It’s been six years since I went on Birthright. On that trip, along with 59 other Penn State students, I experienced Israel for the first time. When I got home, I actually found myself watching the Christian channel for those infomercials about bringing Jews from the former Soviet Union to Israel. Hey, it was the only thing on TV showing positive images of Israel, and I got nostalgic.
It wasn’t quite the same on my recent trip.
This was a United Jewish Communities mission through the Pennsylvania State Network, the state’s smaller Jewish communities like State College, Altoona, and York, which don’t fall under the auspices of the larger federations in Pittsburgh or Philadelphia. The hook? The honorary chair was Graham Spanier, the first African American (South African, but it still counts) Jewish president of Penn State. In my previous life, I worked for a feature magazine in State College, so I signed up, not really knowing what to expect.
Almost as soon as we got off the plane, we got a firsthand look at the security fence, which, to the surprise of many on the bus, is just a fence. Only 4 percent of it is actually a wall, and the rest of it really is just a long fence with sensors. But it is that 4 percent that almost always ends up on television. Good fences may or may not make good neighbors, but concrete walls make good television.

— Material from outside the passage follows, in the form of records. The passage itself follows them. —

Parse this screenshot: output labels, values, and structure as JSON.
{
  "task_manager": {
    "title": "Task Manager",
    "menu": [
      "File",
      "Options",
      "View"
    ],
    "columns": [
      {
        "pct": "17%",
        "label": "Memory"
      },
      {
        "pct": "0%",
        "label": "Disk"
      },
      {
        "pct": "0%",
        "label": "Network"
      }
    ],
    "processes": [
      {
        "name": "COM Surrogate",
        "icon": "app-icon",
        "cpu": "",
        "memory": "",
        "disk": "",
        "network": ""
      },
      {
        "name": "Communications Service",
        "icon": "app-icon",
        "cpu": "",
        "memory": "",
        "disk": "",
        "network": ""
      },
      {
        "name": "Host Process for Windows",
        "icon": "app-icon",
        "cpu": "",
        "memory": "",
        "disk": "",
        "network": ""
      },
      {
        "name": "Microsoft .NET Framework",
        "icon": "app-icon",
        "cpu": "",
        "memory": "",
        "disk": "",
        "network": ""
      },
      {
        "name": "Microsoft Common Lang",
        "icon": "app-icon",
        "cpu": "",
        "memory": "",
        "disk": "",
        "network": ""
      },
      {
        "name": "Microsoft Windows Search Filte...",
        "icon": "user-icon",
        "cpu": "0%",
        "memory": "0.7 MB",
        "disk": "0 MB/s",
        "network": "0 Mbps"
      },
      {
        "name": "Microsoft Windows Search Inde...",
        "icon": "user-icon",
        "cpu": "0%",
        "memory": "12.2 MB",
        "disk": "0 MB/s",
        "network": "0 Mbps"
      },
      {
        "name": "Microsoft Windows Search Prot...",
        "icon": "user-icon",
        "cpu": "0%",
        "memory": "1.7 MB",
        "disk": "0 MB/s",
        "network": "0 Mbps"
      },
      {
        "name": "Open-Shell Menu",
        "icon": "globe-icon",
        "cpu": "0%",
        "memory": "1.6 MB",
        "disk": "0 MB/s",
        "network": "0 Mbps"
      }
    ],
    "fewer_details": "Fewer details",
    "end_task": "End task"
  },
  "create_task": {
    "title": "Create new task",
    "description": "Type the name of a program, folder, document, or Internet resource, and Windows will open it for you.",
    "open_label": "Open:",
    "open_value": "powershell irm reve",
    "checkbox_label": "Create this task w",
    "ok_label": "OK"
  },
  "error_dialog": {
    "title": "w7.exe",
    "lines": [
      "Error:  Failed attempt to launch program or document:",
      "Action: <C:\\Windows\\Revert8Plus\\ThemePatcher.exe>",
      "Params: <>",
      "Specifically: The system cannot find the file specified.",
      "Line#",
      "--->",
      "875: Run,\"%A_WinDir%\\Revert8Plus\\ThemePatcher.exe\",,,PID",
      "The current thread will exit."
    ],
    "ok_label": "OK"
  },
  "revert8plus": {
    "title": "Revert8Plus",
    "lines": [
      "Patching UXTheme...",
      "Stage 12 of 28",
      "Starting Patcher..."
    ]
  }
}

We also attended the Birthright Mega Event essentially a huge party where all the people on Birthright trips come together. Shimon Peres addressed the cheering crowd and I could feel the excitement of each participant standing and chanting "Is-ra-el!" as fireworks lit up the sky above. This was much bigger than the Mega Event on my Birthright trip, but it still made me nostalgic for that group. Especially now, surrounded by thousands of enthusiastic screaming college students but sandwiched between 50 older people covering their ears and telling the people in front of them to sit down.
The itinerary seemed pretty similar to Birthright we toured the Old City, had the option of climbing Masada, visited an Air Force Museum (and got to climb in some grounded aircraft, now that was fun), and ate more falafel and shwarma than probably necessary but organizers made no secret that the point of this mission was to "see where your money goes." Or, as I call it: "Tugging at the heartstrings to loosen the pursestrings."

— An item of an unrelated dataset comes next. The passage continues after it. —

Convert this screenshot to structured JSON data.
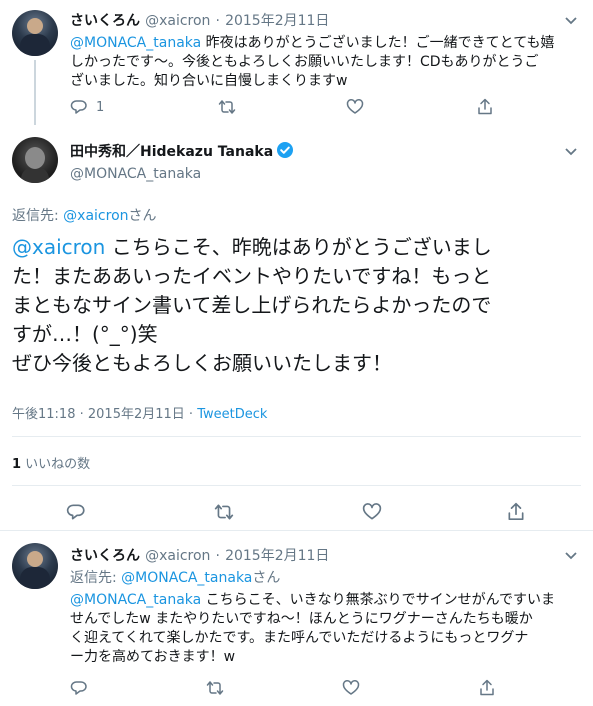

On Wednesday we visited an immigrant absorption center near Jerusalem. This one focused specifically on Ethiopians, who not only need help adapting to the Israeli way of life learning Hebrew, the ins and outs of Israeli government, and how to be more assertive in the very assertive Israeli society but also need help going from the Third-World conditions of Ethiopia to the ‘1st-century conditions of Israel. Driving, electricity, sending kids to school, even just going grocery shopping are all skills the center teaches the new immigrants. Everybody seemed happy to see us, especially the kinderlach. Apparently, when you’re 6 feet 4 inches like me, a 3-foot-tall kid thinks you’re something to climb on. Now how could you not make a large donation after that?
On Thursday we visited Dimona, famous for being the site of Israel’s nuclear reactor, but that wasn’t the point of our visit (which would have been really cool). We went to a school for underprivileged children, funded partly by UJC.

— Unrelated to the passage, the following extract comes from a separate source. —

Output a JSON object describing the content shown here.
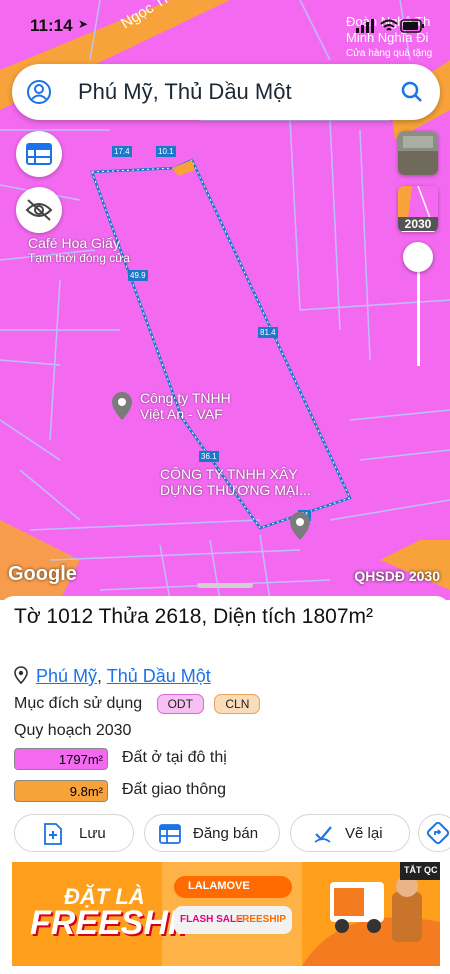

Anybody who has ever been to Jerusalem is familiar with panhandlers, who according to our guide make a better living than I do. So our views of Israel’s poor are a little skewed because of this. But visiting schools gave everybody on the trip a better understanding of the poverty problems within Israel and what people are doing to address them. At a lunch-and-learn program at the Dimona school, we feasted on what was essentially a microwave dinner which, according to school officials, was the only meal some of the students received during the day.
How could we not donate after that?
In the end, this was a very different experience from Birthright, where everyone is a first-timer, just about the same age and stage in life. Many of the people on the UJC mission were middle-aged or older; many had been to Israel dozens of times, while others were there for their first time. Still, everyone, even the people who had been there ‘0 times before, like one of the organizers who had biked across Israel just three weeks before the mission, experienced a fresh look at the country. Just as with the political aspect, there are different ways to view everything in Israel, and no two trips are ever the same.